** Opening Input material block **

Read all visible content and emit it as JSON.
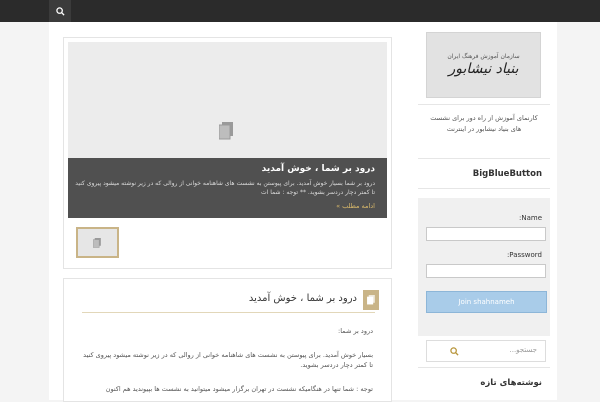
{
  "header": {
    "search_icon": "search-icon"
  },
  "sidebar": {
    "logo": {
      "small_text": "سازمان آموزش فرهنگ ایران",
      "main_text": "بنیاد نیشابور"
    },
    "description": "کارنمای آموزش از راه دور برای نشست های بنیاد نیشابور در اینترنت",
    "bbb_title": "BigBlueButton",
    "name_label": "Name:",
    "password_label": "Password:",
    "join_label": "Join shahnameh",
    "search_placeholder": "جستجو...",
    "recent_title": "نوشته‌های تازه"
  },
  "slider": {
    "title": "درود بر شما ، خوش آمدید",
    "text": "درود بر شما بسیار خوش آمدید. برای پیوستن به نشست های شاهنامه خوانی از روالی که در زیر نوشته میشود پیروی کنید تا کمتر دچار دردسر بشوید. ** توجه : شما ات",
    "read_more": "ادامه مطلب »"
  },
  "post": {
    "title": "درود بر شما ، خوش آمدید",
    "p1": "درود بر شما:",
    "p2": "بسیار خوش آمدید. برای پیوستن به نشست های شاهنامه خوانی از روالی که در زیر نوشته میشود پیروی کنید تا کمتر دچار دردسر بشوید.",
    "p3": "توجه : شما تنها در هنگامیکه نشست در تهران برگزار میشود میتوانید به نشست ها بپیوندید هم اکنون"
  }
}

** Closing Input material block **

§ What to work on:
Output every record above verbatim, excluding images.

§ Answer space:
Read all visible content and emit it as JSON.
{
  "header": {
    "search_icon": "search-icon"
  },
  "sidebar": {
    "logo": {
      "small_text": "سازمان آموزش فرهنگ ایران",
      "main_text": "بنیاد نیشابور"
    },
    "description": "کارنمای آموزش از راه دور برای نشست های بنیاد نیشابور در اینترنت",
    "bbb_title": "BigBlueButton",
    "name_label": "Name:",
    "password_label": "Password:",
    "join_label": "Join shahnameh",
    "search_placeholder": "جستجو...",
    "recent_title": "نوشته‌های تازه"
  },
  "slider": {
    "title": "درود بر شما ، خوش آمدید",
    "text": "درود بر شما بسیار خوش آمدید. برای پیوستن به نشست های شاهنامه خوانی از روالی که در زیر نوشته میشود پیروی کنید تا کمتر دچار دردسر بشوید. ** توجه : شما ات",
    "read_more": "ادامه مطلب »"
  },
  "post": {
    "title": "درود بر شما ، خوش آمدید",
    "p1": "درود بر شما:",
    "p2": "بسیار خوش آمدید. برای پیوستن به نشست های شاهنامه خوانی از روالی که در زیر نوشته میشود پیروی کنید تا کمتر دچار دردسر بشوید.",
    "p3": "توجه : شما تنها در هنگامیکه نشست در تهران برگزار میشود میتوانید به نشست ها بپیوندید هم اکنون"
  }
}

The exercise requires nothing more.